### About this exercise
Reading the records below, how many lines contain "data"? Respond with a number and nothing else.

### Supplied records
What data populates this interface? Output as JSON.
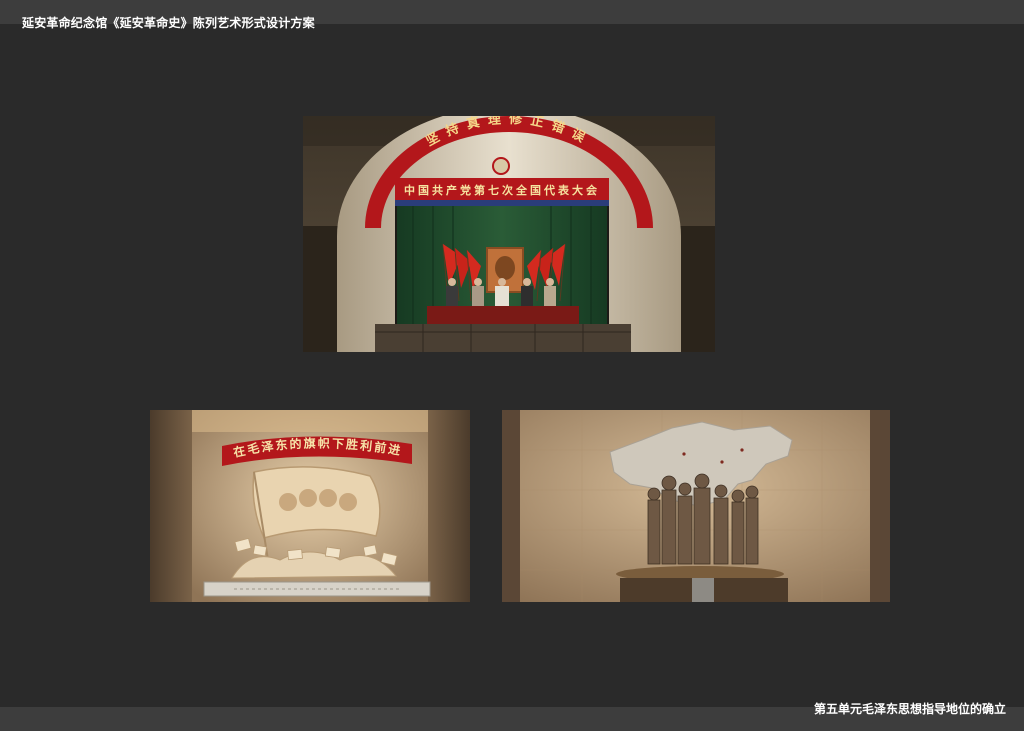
{
  "document": {
    "title": "延安革命纪念馆《延安革命史》陈列艺术形式设计方案",
    "section_title": "第五单元毛泽东思想指导地位的确立"
  },
  "panels": [
    {
      "id": "hall",
      "arch_banner": "坚持真理修正错误",
      "stage_banner": "中国共产党第七次全国代表大会"
    },
    {
      "id": "relief",
      "banner": "在毛泽东的旗帜下胜利前进"
    },
    {
      "id": "map"
    }
  ],
  "colors": {
    "background": "#2a2a2a",
    "bars": "#3d3d3d",
    "text": "#ffffff",
    "banner_red": "#b3171b",
    "curtain_green": "#1f4a2c",
    "sand": "#c9ab86"
  }
}
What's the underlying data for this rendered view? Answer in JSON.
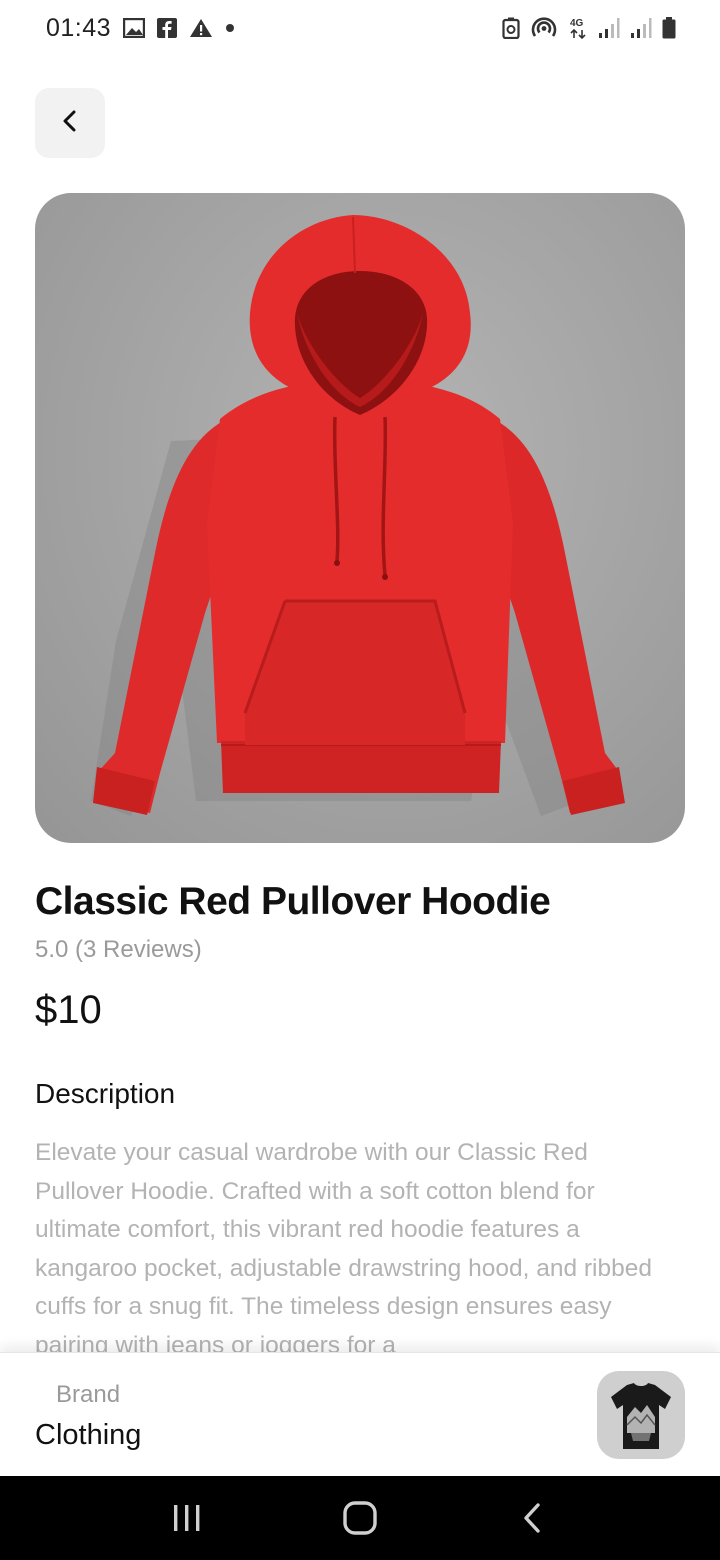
{
  "status_bar": {
    "time": "01:43",
    "left_icons": [
      "gallery-icon",
      "facebook-icon",
      "warning-icon",
      "dot-icon"
    ],
    "network_label": "4G",
    "right_icons": [
      "battery-saver-icon",
      "hotspot-icon",
      "network-4g-icon",
      "signal-icon",
      "signal-icon",
      "battery-icon"
    ]
  },
  "header": {
    "back_icon": "chevron-left-icon"
  },
  "product": {
    "image_icon": "red-hoodie-image",
    "title": "Classic Red Pullover Hoodie",
    "rating": "5.0 (3 Reviews)",
    "price": "$10",
    "description_heading": "Description",
    "description": "Elevate your casual wardrobe with our Classic Red Pullover Hoodie. Crafted with a soft cotton blend for ultimate comfort, this vibrant red hoodie features a kangaroo pocket, adjustable drawstring hood, and ribbed cuffs for a snug fit. The timeless design ensures easy pairing with jeans or joggers for a"
  },
  "brand": {
    "label": "Brand",
    "value": "Clothing",
    "thumbnail_icon": "black-tshirt-image"
  },
  "nav_bar": {
    "buttons": [
      "recent-apps-icon",
      "home-icon",
      "back-icon"
    ]
  },
  "colors": {
    "background": "#ffffff",
    "title": "#111111",
    "muted": "#9a9a9a",
    "description": "#b3b3b3",
    "hoodie_red": "#e62a2a",
    "image_bg": "#a3a3a3",
    "nav_bar": "#000000"
  }
}
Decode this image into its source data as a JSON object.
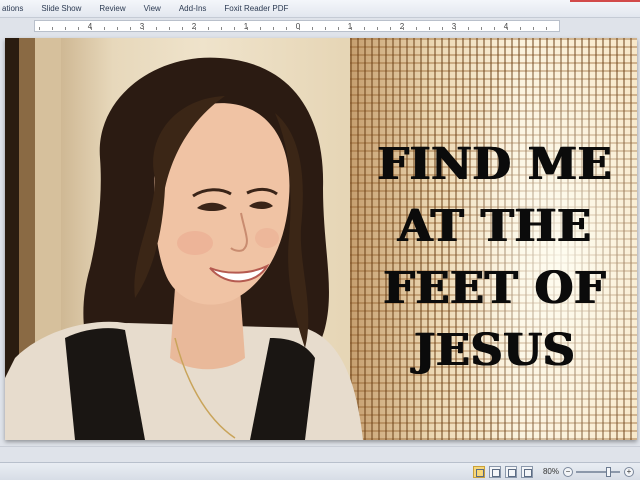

### Result of this exercise
3